- **WHAT THE EXERCISE ASKS**: Whenever a line of the material contains the string "https", it should be copied.
◇ ◇ ◇ ◇ ◇
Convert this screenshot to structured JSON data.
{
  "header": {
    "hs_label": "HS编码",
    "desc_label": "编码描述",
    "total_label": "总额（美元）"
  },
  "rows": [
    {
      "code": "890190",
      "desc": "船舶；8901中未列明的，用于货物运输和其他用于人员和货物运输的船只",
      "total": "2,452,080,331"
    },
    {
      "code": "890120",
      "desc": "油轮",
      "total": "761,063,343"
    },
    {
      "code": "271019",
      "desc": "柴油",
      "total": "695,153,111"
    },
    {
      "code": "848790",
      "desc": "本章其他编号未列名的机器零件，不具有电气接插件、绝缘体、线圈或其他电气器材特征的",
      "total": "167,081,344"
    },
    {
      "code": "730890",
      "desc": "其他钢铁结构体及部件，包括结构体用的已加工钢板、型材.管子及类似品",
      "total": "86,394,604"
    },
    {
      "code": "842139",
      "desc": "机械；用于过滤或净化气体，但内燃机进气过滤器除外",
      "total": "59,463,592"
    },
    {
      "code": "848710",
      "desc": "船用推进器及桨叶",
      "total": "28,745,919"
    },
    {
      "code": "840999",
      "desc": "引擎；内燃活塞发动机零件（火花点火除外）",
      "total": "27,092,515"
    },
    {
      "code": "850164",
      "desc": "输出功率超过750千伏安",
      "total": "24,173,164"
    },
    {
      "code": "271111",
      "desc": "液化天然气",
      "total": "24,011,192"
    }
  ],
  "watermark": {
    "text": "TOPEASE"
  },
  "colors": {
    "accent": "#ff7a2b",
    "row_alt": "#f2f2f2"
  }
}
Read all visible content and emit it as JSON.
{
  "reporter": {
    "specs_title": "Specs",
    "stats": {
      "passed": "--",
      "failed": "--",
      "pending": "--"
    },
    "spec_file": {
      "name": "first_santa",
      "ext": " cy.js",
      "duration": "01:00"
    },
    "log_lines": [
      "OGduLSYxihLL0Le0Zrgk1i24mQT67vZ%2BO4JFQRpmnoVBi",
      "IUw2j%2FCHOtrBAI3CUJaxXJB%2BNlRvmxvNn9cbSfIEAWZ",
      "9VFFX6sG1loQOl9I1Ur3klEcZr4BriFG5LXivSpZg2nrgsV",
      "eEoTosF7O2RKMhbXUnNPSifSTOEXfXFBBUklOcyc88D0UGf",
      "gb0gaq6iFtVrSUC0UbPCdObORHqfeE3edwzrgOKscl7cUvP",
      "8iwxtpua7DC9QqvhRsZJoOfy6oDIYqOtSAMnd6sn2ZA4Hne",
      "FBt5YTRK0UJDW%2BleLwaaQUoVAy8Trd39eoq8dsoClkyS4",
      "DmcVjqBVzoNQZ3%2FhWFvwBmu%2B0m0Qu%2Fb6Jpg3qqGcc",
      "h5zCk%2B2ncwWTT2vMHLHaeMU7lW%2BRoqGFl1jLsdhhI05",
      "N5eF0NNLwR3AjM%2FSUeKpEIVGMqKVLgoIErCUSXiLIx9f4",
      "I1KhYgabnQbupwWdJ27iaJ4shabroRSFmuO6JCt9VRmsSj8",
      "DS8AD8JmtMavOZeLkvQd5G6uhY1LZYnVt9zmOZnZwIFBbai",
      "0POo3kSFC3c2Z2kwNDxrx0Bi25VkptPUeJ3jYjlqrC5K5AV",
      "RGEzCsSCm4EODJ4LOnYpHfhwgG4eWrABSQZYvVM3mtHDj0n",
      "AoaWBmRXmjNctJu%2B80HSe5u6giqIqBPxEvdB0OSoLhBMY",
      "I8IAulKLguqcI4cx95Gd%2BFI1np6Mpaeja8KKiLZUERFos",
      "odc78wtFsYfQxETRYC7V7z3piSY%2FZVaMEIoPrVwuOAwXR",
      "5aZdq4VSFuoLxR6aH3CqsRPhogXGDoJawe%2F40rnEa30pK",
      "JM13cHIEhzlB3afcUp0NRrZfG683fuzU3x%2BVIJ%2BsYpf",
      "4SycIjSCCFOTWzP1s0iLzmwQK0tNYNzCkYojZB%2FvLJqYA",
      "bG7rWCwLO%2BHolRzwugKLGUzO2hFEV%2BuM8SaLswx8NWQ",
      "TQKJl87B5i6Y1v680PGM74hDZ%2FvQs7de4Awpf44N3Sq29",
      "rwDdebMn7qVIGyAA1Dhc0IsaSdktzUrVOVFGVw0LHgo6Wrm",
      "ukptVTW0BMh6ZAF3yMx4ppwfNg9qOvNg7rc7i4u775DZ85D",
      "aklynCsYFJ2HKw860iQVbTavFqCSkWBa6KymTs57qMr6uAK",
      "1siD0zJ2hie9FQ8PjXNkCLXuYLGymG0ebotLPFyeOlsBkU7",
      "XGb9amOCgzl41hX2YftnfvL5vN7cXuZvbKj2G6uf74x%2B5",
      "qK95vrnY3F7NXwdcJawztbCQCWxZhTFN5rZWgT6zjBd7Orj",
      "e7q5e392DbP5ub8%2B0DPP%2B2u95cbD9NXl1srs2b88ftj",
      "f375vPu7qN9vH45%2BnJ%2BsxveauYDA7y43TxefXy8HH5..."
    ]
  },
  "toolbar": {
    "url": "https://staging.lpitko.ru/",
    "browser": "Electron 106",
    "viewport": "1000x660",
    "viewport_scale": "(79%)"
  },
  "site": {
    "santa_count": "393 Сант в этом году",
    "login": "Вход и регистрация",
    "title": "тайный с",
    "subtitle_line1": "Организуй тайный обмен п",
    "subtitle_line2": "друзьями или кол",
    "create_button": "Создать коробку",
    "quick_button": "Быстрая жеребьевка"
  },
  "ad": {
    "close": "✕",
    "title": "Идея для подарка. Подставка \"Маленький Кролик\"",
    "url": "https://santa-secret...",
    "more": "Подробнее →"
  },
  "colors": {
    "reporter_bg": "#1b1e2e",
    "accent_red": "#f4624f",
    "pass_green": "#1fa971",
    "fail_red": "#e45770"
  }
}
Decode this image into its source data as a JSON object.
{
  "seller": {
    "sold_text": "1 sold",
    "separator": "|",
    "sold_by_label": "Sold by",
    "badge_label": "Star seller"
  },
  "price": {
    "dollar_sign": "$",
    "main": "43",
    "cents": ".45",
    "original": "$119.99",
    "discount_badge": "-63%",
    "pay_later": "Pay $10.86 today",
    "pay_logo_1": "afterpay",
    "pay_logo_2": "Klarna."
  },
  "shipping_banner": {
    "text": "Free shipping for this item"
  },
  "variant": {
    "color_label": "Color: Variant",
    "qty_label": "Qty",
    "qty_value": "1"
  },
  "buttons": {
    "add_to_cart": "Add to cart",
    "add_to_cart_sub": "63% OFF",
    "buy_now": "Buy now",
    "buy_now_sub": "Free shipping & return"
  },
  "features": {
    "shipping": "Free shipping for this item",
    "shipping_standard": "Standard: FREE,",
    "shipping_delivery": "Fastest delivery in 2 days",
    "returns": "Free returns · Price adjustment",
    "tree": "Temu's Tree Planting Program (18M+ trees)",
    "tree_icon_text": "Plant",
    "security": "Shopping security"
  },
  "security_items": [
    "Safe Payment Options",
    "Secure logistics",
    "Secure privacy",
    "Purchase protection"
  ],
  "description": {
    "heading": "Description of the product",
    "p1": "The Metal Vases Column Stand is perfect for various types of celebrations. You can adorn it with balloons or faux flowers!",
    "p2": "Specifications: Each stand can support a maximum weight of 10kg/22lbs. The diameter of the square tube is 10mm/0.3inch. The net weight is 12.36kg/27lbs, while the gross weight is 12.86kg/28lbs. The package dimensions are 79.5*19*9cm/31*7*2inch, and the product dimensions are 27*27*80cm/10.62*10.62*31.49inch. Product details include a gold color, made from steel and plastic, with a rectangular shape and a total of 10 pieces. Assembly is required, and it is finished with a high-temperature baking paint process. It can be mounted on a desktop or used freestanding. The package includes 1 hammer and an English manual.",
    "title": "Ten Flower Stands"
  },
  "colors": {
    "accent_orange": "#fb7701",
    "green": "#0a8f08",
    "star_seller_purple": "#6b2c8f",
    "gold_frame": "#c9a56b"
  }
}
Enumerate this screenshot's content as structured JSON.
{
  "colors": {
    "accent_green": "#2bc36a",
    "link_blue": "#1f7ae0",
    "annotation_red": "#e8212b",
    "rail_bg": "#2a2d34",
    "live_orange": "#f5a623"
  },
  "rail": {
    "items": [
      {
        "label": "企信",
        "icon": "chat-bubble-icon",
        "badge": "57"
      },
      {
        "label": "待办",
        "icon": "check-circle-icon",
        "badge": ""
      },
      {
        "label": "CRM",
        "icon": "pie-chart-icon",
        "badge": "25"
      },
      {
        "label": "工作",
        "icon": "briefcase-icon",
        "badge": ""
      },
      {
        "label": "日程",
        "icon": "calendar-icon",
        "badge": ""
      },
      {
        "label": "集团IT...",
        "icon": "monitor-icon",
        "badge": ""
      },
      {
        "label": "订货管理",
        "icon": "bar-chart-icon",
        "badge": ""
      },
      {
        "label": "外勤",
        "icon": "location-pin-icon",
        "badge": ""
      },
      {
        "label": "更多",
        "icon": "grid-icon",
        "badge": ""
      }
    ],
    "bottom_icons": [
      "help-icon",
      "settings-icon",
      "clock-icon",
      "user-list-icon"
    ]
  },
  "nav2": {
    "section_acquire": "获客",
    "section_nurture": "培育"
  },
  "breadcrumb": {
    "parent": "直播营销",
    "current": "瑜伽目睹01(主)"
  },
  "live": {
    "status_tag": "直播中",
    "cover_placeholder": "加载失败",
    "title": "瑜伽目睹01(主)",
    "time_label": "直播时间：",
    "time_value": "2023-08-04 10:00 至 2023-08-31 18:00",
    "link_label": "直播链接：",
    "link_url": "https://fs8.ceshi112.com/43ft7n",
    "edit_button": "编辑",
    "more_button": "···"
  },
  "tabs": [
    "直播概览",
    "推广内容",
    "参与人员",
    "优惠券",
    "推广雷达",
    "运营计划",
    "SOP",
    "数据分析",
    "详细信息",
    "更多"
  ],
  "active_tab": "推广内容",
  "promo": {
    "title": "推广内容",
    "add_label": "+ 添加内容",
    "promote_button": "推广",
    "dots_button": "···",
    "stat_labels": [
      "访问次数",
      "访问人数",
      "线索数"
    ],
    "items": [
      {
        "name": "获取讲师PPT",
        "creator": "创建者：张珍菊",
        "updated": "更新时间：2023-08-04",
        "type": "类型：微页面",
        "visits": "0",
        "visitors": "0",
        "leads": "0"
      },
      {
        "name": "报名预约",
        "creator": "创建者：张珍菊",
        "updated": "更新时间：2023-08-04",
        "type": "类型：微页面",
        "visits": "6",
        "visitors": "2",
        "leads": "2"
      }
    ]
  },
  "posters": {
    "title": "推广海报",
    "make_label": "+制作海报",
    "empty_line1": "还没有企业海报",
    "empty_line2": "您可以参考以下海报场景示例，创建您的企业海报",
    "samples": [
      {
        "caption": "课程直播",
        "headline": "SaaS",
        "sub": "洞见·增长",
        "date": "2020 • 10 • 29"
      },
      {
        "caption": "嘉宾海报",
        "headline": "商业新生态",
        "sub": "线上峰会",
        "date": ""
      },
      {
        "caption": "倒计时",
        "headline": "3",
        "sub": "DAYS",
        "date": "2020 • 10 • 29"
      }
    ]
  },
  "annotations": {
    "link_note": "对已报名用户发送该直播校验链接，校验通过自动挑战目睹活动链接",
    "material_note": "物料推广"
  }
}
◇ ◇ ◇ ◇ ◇
- **ANSWER SECTION**:
    "url": "https://staging.lpitko.ru/",
    "url": "https://santa-secret...",
    "link_url": "https://fs8.ceshi112.com/43ft7n",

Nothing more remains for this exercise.